This passage was taken by the Hertz, the late Chief Rabbi of the British Empire, to refer probably to King David, the first monarch to reduce King Moab to subjection, rather than referring to the Messiah. Later, this same passage was taken to refer to the Jewish resistance leader Bar Cozeba, during the last Jewish war of independence which occurred under Emperor Hadrian. In fact, Bar Cozeba’s name was even changed to Bar Cocheba (the Son of a Star) to reflect this fact. The sceptre is taken to mean a person who is a holder of a sceptre, that is, a ruler or monarch.
Many people do not realise that there are two other texts, both written fairly close to the time when Matthew’s Gospel was set down, which do mention the Star, thus our knowledge of it is not solely based on Matthew’s account. The Apocryphal Gospel of James, one of the texts that was not incorporated into the Bible by the Council of Nicaea in 325AD, mentions the star when it reports Herod’s questioning of the Magi:
“And he questioned the Magi and said to them: `what sign did you see concerning the new born King?’ And the Magi said: `We saw how an indescribably great star shone among these stars and dimmed them, so they no longer shone, and so we knew that a King was born for Israel. And we have come to worship him’, and Herod said: `Go and seek and when you have found him, tell me, that I may also come to worship him’. And the Magi went forth. And behold, the star which they had seen in the east went before them, until they came to the cave. And it stood over the head of the child.”
Curiously, James is written as an eye-witness account of the events surrounding the Nativity and ends with the author’s explanation that, at this point he was forced to flee to the desert to avoid the disturbances after Herod’s death. However, experts date it as having been written between 140 and 170AD (Matthew is dated between probably between 80 and 100AD and Luke perhaps between 80 and 130AD (with some sources even suggesting a considerably earlier date for Luke).

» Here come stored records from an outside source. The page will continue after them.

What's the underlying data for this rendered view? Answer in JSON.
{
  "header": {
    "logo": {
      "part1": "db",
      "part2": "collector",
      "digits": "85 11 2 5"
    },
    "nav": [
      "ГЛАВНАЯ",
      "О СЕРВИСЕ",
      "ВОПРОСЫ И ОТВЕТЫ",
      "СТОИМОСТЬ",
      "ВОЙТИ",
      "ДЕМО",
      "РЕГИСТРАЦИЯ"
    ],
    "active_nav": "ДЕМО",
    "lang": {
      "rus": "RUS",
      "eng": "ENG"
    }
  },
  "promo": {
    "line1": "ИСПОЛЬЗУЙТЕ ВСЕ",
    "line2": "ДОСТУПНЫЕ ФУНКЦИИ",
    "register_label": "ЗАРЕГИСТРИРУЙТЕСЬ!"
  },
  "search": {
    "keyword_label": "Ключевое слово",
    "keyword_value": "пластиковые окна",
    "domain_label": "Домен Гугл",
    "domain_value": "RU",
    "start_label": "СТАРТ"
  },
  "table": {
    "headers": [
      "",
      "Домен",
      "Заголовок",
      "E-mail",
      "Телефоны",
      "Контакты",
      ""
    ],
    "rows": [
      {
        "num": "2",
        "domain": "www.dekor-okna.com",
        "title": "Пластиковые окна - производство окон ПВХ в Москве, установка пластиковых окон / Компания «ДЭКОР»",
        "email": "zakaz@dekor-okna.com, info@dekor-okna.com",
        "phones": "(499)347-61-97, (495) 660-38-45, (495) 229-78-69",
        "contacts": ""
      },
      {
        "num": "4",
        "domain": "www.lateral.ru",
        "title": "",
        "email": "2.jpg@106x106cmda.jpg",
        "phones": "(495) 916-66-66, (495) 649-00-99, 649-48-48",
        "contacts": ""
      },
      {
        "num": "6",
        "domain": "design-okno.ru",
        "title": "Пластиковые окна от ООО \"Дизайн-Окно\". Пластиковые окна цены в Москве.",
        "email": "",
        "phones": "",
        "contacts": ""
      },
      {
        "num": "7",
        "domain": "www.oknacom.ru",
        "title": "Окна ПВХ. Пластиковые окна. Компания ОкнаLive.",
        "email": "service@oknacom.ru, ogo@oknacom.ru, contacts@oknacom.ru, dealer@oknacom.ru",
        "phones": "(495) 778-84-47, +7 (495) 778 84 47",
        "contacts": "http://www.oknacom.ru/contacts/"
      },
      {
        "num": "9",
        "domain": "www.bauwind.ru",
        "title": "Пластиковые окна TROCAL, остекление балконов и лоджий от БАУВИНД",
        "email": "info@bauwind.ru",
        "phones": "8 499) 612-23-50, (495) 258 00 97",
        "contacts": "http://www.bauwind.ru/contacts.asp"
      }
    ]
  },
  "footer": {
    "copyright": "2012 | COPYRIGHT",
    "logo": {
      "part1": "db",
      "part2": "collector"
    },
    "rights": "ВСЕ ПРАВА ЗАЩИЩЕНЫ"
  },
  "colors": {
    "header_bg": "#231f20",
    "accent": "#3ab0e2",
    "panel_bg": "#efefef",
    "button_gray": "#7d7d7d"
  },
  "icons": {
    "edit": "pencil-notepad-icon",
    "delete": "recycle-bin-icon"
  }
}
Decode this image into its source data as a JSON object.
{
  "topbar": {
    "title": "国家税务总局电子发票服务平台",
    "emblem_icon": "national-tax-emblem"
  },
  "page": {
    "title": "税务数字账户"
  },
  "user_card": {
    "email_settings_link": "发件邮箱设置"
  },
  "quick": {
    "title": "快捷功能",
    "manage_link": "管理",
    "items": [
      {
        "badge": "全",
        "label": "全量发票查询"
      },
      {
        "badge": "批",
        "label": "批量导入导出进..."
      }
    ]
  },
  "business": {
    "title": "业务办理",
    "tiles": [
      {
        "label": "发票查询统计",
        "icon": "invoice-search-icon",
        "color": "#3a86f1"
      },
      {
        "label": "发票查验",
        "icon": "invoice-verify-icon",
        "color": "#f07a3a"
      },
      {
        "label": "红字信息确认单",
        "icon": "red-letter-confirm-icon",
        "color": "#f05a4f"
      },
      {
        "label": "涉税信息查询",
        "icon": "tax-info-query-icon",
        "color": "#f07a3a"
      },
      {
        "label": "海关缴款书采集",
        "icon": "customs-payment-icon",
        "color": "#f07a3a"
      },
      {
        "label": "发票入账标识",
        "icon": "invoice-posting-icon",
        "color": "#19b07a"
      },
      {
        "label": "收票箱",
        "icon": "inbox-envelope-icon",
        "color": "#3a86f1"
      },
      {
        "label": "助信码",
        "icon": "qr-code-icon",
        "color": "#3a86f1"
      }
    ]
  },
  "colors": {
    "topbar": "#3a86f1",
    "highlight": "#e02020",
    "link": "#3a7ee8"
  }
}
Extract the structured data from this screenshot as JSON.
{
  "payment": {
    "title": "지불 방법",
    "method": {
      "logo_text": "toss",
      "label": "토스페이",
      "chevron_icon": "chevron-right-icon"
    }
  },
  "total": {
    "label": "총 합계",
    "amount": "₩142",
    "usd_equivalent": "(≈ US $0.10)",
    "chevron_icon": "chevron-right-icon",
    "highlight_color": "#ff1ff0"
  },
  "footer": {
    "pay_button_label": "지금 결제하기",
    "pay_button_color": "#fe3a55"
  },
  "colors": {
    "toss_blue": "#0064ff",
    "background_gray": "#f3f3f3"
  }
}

Another record is found in the Epistle Number XIX of Ignatius, written to the Ephesians around 130 AD (which is perhaps only 30 years after Matthew’s Gospel):
“Its light was unspeakable and its novelty caused wonder”
This comment is brief and to the point, although we have no idea what Ignatius’s source of information might have been. It, like the Apocrypha, but unlike Matthew, suggests that the Star was an extremely prominent object in the sky. The clear implication of this brief passage is that the Star had appeared suddenly and unexpectedly. One suspects strongly that the brightness of the Star in both this text and James is poetic licence. However, not many types of astronomical object can appear suddenly like this, and as we shall see, bright objects that appear suddenly rule out many of the possible scientific explanations of the star.
At this stage then, we can see that we have really only three options available when it comes to explaining the Star of Bethlehem mystery. These three options are:
1. ) The Star is a myth, or a legend, which was added to the Gospel of Matthew to fulfil the Old Testament prediction by Balaam that a star would announce the birth of the Messiah, or simply to give added significance to the birth of Jesus. In this case the Star of Bethlehem did not exist.
2. ) The Star is a report of a genuine, but normal astronomical event, subsequently modified by retelling on many occasions or by artistic licence, or both, and which was incorporated into Matthew’s Gospel. It is basically a true account of some phenomenon which was observed the sky around the time of the Nativity.
3. ) The Star was a miracle which is beyond the province of science to explain. In this case, the Star existed and was seen, at the time of the Nativity, but was not a natural phenomenon of any kind.
[i] The New Revised Standard Version does not use the familiar phrase “in the east”, found in many other translations of the Bible, although it suggests it as an alternative translation to the one given here.
[ii] The word used in the original Greek contradicts the version seen in most Nativity plays of a new-born baby Jesus being visited by the Magi. The phrasing suggests that Jesus might have been several months old at the time of their visit.